How to Choose a Good Camping Spot


How to Choose a Good Camping Spot

Choosing the best camping spot that's off the beaten path involves looking at your personal preferences in addition to making sure that it meets some basic criteria.  The first step is to consider where you will be spending the majority of your time on-site so you can be situated as close to those spots as possible.  Then, some of the following suggestions may be helpful as you narrow your search.

 

The Ground

Obviously, the first thing that you want to look for is level ground that is not in a basin or area where runoff from rain can pool and flood your campsite.  The ground should also be as flat and debris-free as possible in order to maximize your level of comfort while sleeping.  There is nothing worse than having a stub from some old brush, a divot or piece of rock jutting into your body as you try and get some rest. 

 

Once you've identified a promising spot, take your sleeping mat and lay down in a couple of different places until you've found the one that is the most comfortable.  Then, give the area a quick once-over and remove any debris, rocks or fill small depressions in order to make the ground as smooth as possible. 

 

The Sun

Aside from choosing the right patch of ground to pitch your tent, look for natural cover that can provide shade.  You want to avoid receiving direct morning or afternoon sunlight when possible.  Tents are like greenhouses, and the brightness and heat buildup can degrade the comfort and quality of the rest that you hope to experience.  If you can't place or orient your tent near some shade, consider using a tarp as an alternative.

 

Situational Awareness

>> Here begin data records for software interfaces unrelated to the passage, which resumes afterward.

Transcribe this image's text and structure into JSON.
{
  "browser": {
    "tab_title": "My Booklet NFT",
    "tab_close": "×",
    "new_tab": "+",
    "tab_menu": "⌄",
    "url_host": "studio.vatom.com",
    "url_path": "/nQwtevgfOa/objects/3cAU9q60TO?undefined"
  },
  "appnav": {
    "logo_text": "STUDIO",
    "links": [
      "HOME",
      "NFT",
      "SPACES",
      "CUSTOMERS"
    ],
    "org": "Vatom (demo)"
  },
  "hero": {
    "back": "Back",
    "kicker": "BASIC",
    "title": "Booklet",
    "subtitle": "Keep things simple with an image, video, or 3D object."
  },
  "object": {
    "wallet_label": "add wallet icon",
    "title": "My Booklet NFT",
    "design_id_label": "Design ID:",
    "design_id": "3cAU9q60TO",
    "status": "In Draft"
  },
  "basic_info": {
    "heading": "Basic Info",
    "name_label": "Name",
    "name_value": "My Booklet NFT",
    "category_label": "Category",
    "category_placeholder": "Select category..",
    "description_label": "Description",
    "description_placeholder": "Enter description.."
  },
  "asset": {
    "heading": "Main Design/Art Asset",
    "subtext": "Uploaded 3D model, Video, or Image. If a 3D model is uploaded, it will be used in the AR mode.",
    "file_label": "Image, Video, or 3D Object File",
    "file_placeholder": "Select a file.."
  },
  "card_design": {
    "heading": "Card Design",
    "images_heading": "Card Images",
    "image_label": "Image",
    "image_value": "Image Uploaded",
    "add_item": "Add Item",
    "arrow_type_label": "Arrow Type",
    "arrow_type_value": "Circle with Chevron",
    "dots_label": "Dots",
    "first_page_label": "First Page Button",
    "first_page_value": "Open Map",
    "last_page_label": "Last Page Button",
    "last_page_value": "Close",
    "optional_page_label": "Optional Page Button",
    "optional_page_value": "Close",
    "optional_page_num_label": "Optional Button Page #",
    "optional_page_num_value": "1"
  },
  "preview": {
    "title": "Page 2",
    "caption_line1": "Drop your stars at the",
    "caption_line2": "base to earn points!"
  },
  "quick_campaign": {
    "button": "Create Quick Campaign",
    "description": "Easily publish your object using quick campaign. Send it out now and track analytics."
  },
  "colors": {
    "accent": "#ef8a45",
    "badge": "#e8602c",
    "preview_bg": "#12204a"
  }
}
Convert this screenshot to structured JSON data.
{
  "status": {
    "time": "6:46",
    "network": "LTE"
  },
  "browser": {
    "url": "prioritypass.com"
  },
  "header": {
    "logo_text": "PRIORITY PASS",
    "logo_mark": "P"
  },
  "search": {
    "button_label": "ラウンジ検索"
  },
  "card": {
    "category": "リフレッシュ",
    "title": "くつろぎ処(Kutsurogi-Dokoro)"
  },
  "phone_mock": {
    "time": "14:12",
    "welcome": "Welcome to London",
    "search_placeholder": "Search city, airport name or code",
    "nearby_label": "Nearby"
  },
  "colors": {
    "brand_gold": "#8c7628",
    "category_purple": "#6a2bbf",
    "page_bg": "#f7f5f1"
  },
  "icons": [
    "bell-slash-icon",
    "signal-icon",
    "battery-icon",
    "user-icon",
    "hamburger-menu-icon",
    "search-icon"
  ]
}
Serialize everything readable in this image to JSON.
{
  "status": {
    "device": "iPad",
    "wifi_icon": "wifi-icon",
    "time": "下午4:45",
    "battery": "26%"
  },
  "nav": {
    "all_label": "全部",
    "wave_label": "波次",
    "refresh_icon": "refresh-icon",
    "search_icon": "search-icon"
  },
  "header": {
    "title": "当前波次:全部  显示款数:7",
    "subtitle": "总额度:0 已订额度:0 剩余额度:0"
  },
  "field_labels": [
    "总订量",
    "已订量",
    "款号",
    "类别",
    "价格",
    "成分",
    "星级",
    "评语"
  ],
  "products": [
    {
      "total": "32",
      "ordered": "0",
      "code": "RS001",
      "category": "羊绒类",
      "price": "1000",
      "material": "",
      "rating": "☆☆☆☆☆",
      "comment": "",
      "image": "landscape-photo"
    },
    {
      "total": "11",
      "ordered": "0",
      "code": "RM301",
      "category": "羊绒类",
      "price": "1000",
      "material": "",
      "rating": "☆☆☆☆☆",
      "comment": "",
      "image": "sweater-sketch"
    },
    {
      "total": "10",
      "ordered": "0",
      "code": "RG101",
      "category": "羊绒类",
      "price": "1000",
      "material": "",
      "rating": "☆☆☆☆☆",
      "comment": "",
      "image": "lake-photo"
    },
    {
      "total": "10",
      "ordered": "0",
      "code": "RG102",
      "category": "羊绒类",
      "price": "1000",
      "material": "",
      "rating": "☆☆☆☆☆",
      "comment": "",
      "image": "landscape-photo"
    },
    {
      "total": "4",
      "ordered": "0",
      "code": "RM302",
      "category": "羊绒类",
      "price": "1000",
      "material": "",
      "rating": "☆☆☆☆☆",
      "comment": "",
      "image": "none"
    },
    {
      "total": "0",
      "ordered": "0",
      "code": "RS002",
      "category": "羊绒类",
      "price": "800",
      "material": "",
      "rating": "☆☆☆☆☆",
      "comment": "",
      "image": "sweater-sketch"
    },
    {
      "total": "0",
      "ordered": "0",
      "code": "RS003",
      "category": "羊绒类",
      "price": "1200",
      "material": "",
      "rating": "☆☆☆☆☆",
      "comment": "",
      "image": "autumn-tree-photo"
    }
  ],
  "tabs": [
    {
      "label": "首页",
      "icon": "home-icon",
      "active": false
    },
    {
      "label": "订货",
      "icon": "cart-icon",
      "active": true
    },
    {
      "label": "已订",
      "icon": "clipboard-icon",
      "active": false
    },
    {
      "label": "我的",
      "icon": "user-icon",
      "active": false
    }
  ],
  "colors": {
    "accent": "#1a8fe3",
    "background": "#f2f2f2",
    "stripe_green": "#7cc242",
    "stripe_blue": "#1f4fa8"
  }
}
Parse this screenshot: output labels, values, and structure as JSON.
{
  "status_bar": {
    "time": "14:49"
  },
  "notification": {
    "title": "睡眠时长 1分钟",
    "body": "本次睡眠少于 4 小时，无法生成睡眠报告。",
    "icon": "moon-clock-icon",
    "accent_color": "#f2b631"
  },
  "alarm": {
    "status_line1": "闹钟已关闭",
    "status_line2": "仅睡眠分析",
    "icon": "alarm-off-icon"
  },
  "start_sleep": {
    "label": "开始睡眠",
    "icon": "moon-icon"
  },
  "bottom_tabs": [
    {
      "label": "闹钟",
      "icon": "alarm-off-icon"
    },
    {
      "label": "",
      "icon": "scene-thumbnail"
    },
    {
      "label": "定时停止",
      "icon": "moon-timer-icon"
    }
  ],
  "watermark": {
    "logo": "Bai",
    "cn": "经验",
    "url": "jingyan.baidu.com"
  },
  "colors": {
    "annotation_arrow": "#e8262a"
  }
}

Be on the lookout for potential hazards such as falling rocks from a slope or falling branches from dead trees.  You also want to ensure that you're not putting your tent near snake holes, animal burrows, caves or any other place where you may disturb and invite trouble from local residents.  You should also consider how important camouflage or natural cover is in terms of giving you a little bit of privacy and seclusion.  If you feel too exposed, don't think twice about choosing another spot.

 

It's also important to allow yourself some time to scout out the best spot.  While there are many times when it will only take a few minutes to find and prepare a spot to pitch a tent, you may end up spending a few hours searching as well.  You really want to get yourself established before daylight starts to fade so that you have time to tend to other tasks such as gathering firewood and organizing your gear.

 

Finally, you may want to take a closer look at hammock camping as an alternative to pitching a tent.  All you need are a couple of trees, you don't have to worry about the ground, and you can get yourself set up in just a few minutes.  In any case, using these guidelines is a good way to get started, but be sure to consider other factors that will be specific to your needs.  Remember that the quality of your time outdoors will depend largely on your overall comfort, particularly when it comes to being able to relax, unwind and get a good night's sleep after a long day.